### PROVIDED ENTRIES:
===============

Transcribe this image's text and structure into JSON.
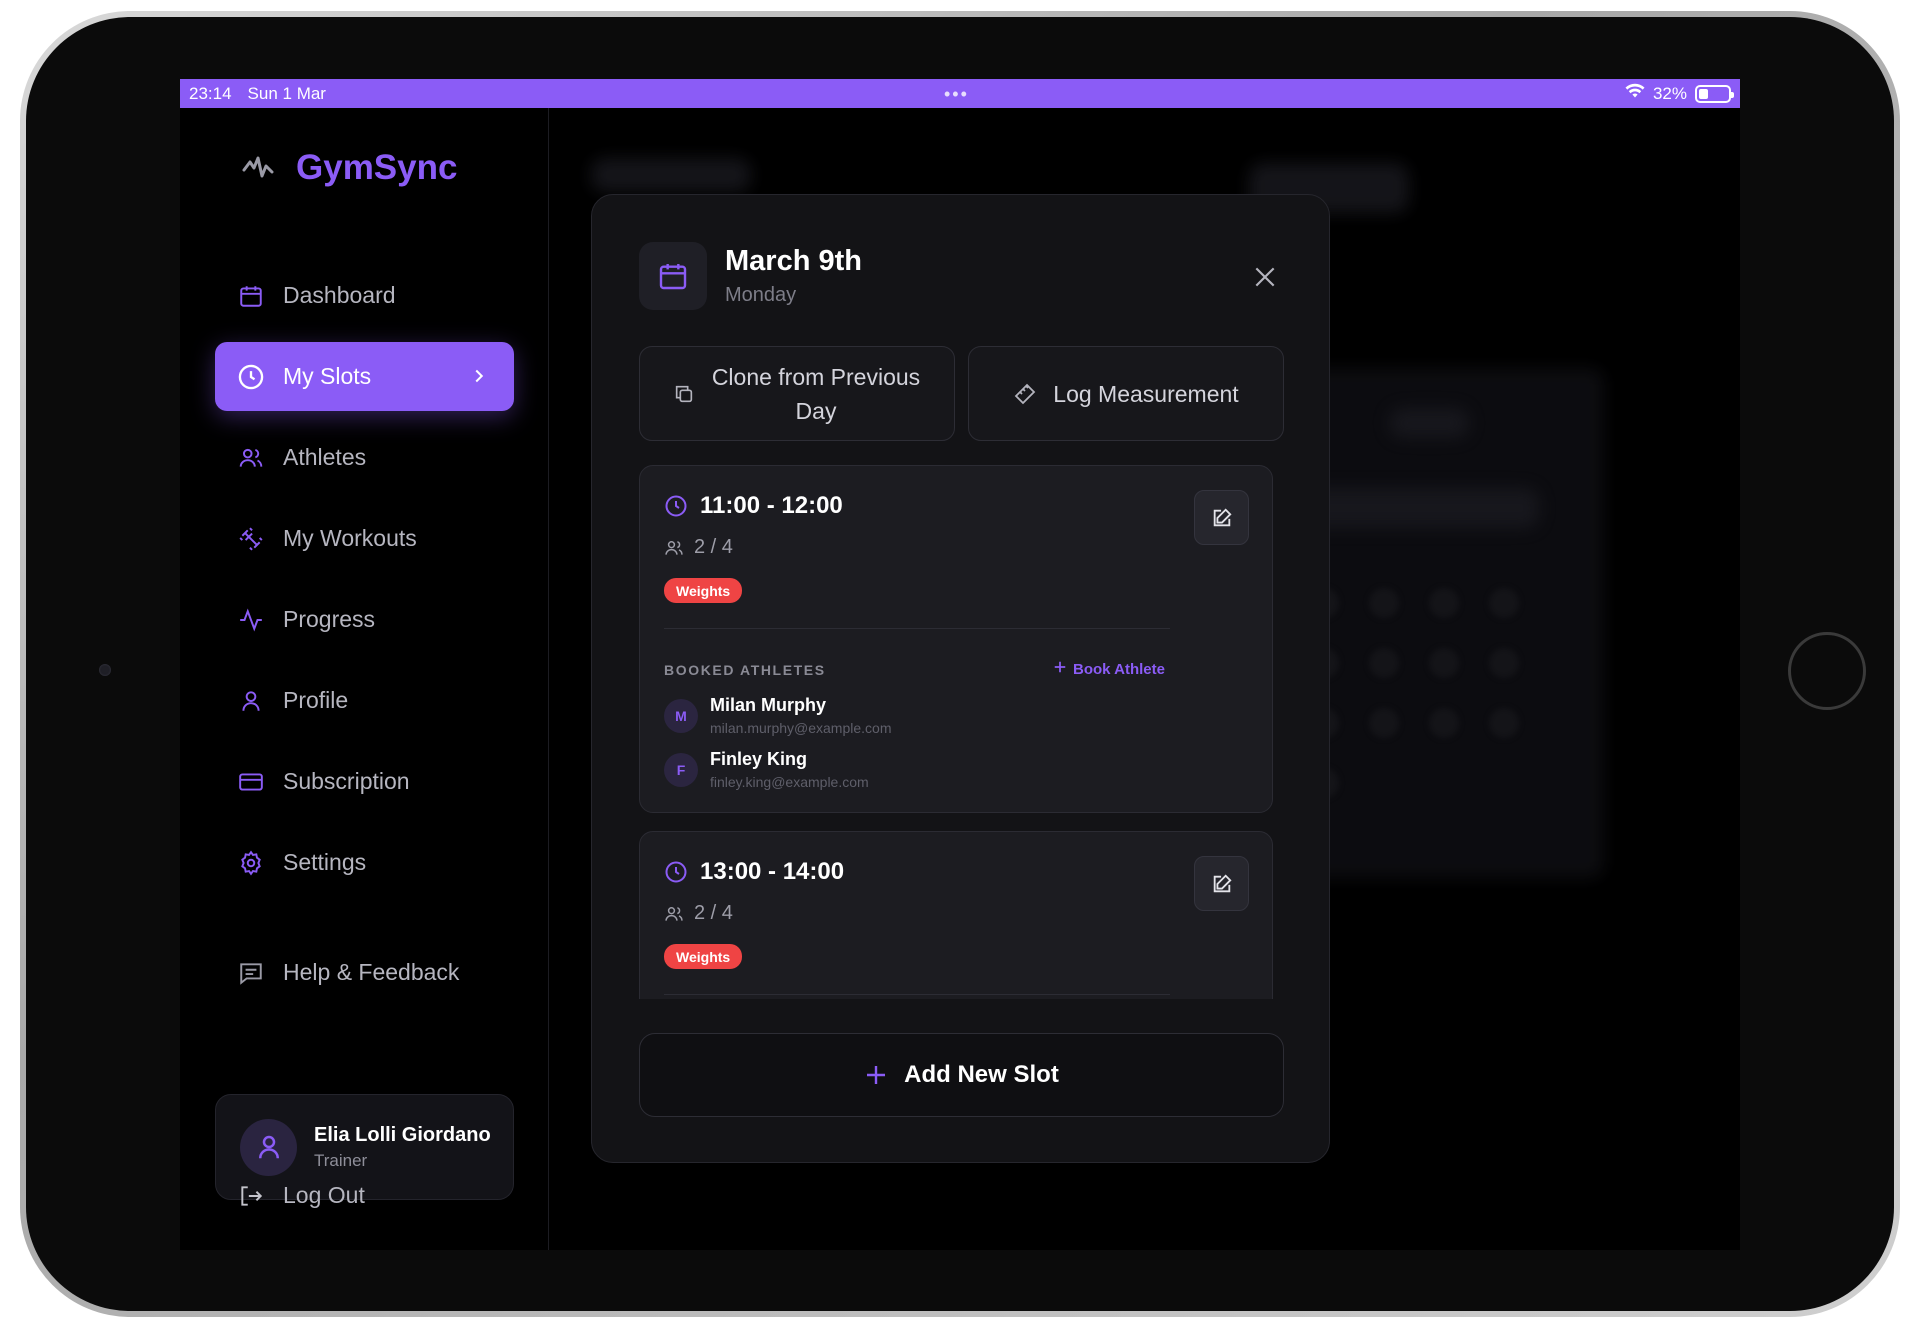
{
  "status_bar": {
    "time": "23:14",
    "date": "Sun 1 Mar",
    "dots": "•••",
    "battery_percent": "32%",
    "battery_level": 0.32
  },
  "sidebar": {
    "brand": "GymSync",
    "items": [
      {
        "label": "Dashboard",
        "icon": "calendar-icon",
        "active": false
      },
      {
        "label": "My Slots",
        "icon": "clock-icon",
        "active": true
      },
      {
        "label": "Athletes",
        "icon": "users-icon",
        "active": false
      },
      {
        "label": "My Workouts",
        "icon": "dumbbell-icon",
        "active": false
      },
      {
        "label": "Progress",
        "icon": "activity-icon",
        "active": false
      },
      {
        "label": "Profile",
        "icon": "user-icon",
        "active": false
      },
      {
        "label": "Subscription",
        "icon": "credit-card-icon",
        "active": false
      },
      {
        "label": "Settings",
        "icon": "gear-icon",
        "active": false
      },
      {
        "label": "Help & Feedback",
        "icon": "message-icon",
        "active": false
      }
    ],
    "user": {
      "name": "Elia Lolli Giordano",
      "role": "Trainer"
    },
    "logout": "Log Out"
  },
  "modal": {
    "title": "March 9th",
    "subtitle": "Monday",
    "clone_button": "Clone from Previous Day",
    "log_button": "Log Measurement",
    "slots": [
      {
        "time": "11:00 - 12:00",
        "capacity": "2 / 4",
        "tag": "Weights",
        "booked_label": "BOOKED ATHLETES",
        "book_link": "Book Athlete",
        "athletes": [
          {
            "initial": "M",
            "name": "Milan Murphy",
            "email": "milan.murphy@example.com"
          },
          {
            "initial": "F",
            "name": "Finley King",
            "email": "finley.king@example.com"
          }
        ]
      },
      {
        "time": "13:00 - 14:00",
        "capacity": "2 / 4",
        "tag": "Weights"
      }
    ],
    "add_button": "Add New Slot"
  },
  "colors": {
    "accent": "#8b5cf6",
    "tag_red": "#ef4444",
    "background": "#000000",
    "card": "#1c1c21"
  }
}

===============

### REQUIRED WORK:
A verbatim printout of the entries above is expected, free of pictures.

### RESULT OF THIS TASK:
Transcribe this image's text and structure into JSON.
{
  "status_bar": {
    "time": "23:14",
    "date": "Sun 1 Mar",
    "dots": "•••",
    "battery_percent": "32%",
    "battery_level": 0.32
  },
  "sidebar": {
    "brand": "GymSync",
    "items": [
      {
        "label": "Dashboard",
        "icon": "calendar-icon",
        "active": false
      },
      {
        "label": "My Slots",
        "icon": "clock-icon",
        "active": true
      },
      {
        "label": "Athletes",
        "icon": "users-icon",
        "active": false
      },
      {
        "label": "My Workouts",
        "icon": "dumbbell-icon",
        "active": false
      },
      {
        "label": "Progress",
        "icon": "activity-icon",
        "active": false
      },
      {
        "label": "Profile",
        "icon": "user-icon",
        "active": false
      },
      {
        "label": "Subscription",
        "icon": "credit-card-icon",
        "active": false
      },
      {
        "label": "Settings",
        "icon": "gear-icon",
        "active": false
      },
      {
        "label": "Help & Feedback",
        "icon": "message-icon",
        "active": false
      }
    ],
    "user": {
      "name": "Elia Lolli Giordano",
      "role": "Trainer"
    },
    "logout": "Log Out"
  },
  "modal": {
    "title": "March 9th",
    "subtitle": "Monday",
    "clone_button": "Clone from Previous Day",
    "log_button": "Log Measurement",
    "slots": [
      {
        "time": "11:00 - 12:00",
        "capacity": "2 / 4",
        "tag": "Weights",
        "booked_label": "BOOKED ATHLETES",
        "book_link": "Book Athlete",
        "athletes": [
          {
            "initial": "M",
            "name": "Milan Murphy",
            "email": "milan.murphy@example.com"
          },
          {
            "initial": "F",
            "name": "Finley King",
            "email": "finley.king@example.com"
          }
        ]
      },
      {
        "time": "13:00 - 14:00",
        "capacity": "2 / 4",
        "tag": "Weights"
      }
    ],
    "add_button": "Add New Slot"
  },
  "colors": {
    "accent": "#8b5cf6",
    "tag_red": "#ef4444",
    "background": "#000000",
    "card": "#1c1c21"
  }
}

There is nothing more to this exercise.